But the last few days have produced beautiful summer weather.
Then there's security concerns, with a serious shortfall in the numbers, only revealed a few days before the opening ceremony.
So army and police were called in to fill the gaps. Some security guards have been found asleep on the job. Nine of the 12 police forces were drafted in to help security, from as far afield as Strathclyde in Scotland and Dorset on the south coast.
And what of transport? London is notoriously difficult to get about by road. Underground is best, so expect delays and allow extra time to make the journey. It's not that hard.
Throw in problems with water in the athletes' village and it's not been a smooth preparation. But then again, it rarely is.
It is seven years since London was handed the keys for the 30th Olympiad of the modern era - which began over 100 years ago, so perhaps that's a slightly outmoded term - from under Paris' nose, 54 votes to 50. Put a large part of that down to organising committee head Lord Sebastian Coe, who provided the impetus for London's late rails run to mow down the French.
And it also proved once more how even the most hard-nosed, or high powered, can become weak at the knees when being wooed by someone possessing star wattage.
This is London's third Olympics, after 1908 and the so-called austerity Games of 1948, a no-frills operation post- World War II.
So will London make it to the start on time? Of course they will, although the opening ceremony early tomorrow has been trimmed due to fears of stranding spectators in the early hours.
For London, it is all about carpe diem; seizing the day and showing the world their true colours.
Sir Steve Redgrave, five-time Olympic champion rower, reckons the hosts will bag 50 medals. It's always best to take a cautious approach to this, most tantalising pre-competition question.
USA Today rated New Zealand a 15-medal nation. That would make London New Zealand's most successful Olympics. The previous best is the 13 won at Seoul in 1988. The 11 at Los Angeles four years earlier, and 10 at Barcelona in 1992 are the only other occasions New Zealand has reached double figures.
There will be 302 victory ceremonies in London; 906 medals to be handed out.
The New Zealand Olympic Committee is targeting 10 of them, as a minimum. That would get New Zealand to its century, including slalom skier Annelise Coberger at the 1992 Winter Games.
New Zealanders will compete in 16 disciplines. In some they have no chance. In others they clearly do, and in rowing, if things went really well, there could be a small swag of gongs.
And what about a star of the Games?

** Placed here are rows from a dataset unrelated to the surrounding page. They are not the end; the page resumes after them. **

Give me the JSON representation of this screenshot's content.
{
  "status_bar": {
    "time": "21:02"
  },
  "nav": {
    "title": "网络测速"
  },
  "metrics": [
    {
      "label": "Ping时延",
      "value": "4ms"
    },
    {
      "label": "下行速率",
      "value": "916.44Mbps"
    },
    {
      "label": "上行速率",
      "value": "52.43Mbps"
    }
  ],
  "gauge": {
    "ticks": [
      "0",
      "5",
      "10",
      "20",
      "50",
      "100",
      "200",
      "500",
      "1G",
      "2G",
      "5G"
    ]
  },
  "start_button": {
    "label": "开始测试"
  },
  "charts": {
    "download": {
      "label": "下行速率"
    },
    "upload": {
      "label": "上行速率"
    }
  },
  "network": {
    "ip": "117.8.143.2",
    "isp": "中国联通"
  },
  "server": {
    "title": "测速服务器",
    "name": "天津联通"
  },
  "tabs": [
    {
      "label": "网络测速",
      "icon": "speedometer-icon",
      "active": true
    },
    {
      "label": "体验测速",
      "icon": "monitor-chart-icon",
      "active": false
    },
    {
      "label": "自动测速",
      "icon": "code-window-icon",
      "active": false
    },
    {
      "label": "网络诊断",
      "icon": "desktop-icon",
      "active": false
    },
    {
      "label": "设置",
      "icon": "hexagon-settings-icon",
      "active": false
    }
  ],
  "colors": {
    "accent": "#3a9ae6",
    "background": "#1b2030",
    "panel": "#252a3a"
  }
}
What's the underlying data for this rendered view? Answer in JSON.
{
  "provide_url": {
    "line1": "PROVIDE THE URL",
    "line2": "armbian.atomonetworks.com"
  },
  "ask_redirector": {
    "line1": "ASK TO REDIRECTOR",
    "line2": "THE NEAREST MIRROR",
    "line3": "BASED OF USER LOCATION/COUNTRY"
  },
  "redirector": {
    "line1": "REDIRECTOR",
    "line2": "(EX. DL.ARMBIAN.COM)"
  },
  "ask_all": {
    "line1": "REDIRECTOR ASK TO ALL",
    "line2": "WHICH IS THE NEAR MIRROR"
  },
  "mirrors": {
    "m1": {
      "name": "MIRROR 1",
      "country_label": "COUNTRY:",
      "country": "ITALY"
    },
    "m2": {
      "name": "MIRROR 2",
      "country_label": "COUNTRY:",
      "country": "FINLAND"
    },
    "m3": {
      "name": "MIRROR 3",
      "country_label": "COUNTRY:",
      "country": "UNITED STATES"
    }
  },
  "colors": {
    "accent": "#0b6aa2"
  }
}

Will there be a name people remember, a la Jesse Owens from 1936, Fanny Blankers-Koen in 1948, Mark Spitz in 1972, Nadia Comaneci in 1976, or Michael Phelps and Usain Bolt from Beijing?
Phelps and Bolt are back, but this time have serious heat coming from rivals from their own land. Ryan Lochte will joust with Phelps in the 200m and 400m individual medleys; Jamaica's Yohan Blake has beaten Bolt over both 100m and 200m in recent weeks.
The absolute precision of Beijing could not be faulted. But London's face will be more expressive. These Games should be fun.